In recent years, Ireland experienced a small, but noticeable baby boom. In 2007-2007, the average annual number of births in Ireland stood at just below 60,000. During 2009-2011 period that number rose by almost 25%. 2011 marked the record year of births in Ireland since 1987 – at 75,100. In the environment of high unemployment, elevated birth rates can act to actually temporarily moderate overall emigration, since maternity benefits are not generally transferable from Ireland to other countries, especially the countries outside the EU. Even when these benefits do transfer with families, new host country benefits replacement may be much lower than the benefits in Ireland. Which, of course, means that a number of emigrants from Ireland can be temporarily under-reported until that time when the maternity benefits run their course and spouses reunite abroad.
Even absent the above lags and reporting errors, net migration is now running close to its historic high. In 2011, there were total net emigration of 34,100 from Ireland against 34,500 in 2010. These represent the second and the first highest rates of net emigration since 1990.
At this stage, it is pretty much irrelevant – from the policy debate point of view – whether or not emigrants are leaving this country because they are forced to do so by the jobs losses or are compelled to make such a choice because of their perceptions of the potential for having a future in Ireland. And it is wholly academic as to whether or not these people have any intentions of returning at some point in their lives. What matters is that Ireland is once again a large-scale exporter of skills, talents and productive capacity of hundreds of thousands of people. The dividend is now exhausted, replaced by a massive economic, not to mention personal, social, and political costs that come along with the Government policies that see massive scale emigration as a ‘safety valve’ and/or ‘personal choice’.

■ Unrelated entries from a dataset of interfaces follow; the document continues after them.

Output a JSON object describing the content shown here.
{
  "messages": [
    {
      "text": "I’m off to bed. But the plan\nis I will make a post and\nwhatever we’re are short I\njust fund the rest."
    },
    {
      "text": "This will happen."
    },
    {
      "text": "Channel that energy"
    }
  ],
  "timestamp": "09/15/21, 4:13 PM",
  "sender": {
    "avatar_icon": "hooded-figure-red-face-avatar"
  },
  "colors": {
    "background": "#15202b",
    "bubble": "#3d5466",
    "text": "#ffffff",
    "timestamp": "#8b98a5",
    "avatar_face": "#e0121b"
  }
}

On 14th of March, Governor of the Central Bank of Ireland, Professor Honohan has told Limerick Law Society that Irish banks should be less inhibited about repossessing properties held against investment or buy-to-let mortgages. This conjecture cuts across a number of points, ranging from the capital implications of accelerated foreclosures to economic risks. However, one little known set of facts casts an even darker shadow over the banks capacity to what professor Honohan suggests they should. All of the core banking institutions in the country currently run large scale undertakings relating to covered bonds and securitizations they issued prior to 2008 crisis. Since 2008, the combination of falling credit ratings for the banks and accumulation of arrears in the mortgages accounts has meant that the banks were forced to increase the collateral held in the asset pools that back the bonds. In the case of just one Irish bank this over-collateralization increased by 60% in the last 4 years. This is done in order to increase security of the Covered Bond pool for the benefit of the Bondholders and is achieved by transferring additional mortgages into the pool. In just one year to December 2011, the said bank transferred over 26,000 new mortgages into one such pool. As the result of this, the bank can face restrictions and/or additional costs were it to foreclose on the mortgages within the pool. Things are even worse than that. In many cases, banks now hold mortgages that had their principal value pledged as a collateral in one vehicle while interest payments they generate has been collateralized through a separate vehicle. The mortgage itself can potentially even be double-collateralized into the security pool as described above. The big questions for the Central Bank in this context are: 1) Can the banks legally foreclose on such loans? and 2) Do the banks have sufficient capital and new collateral to cover the shortfalls arising from foreclosing mortgages without undermining Covered Bonds security?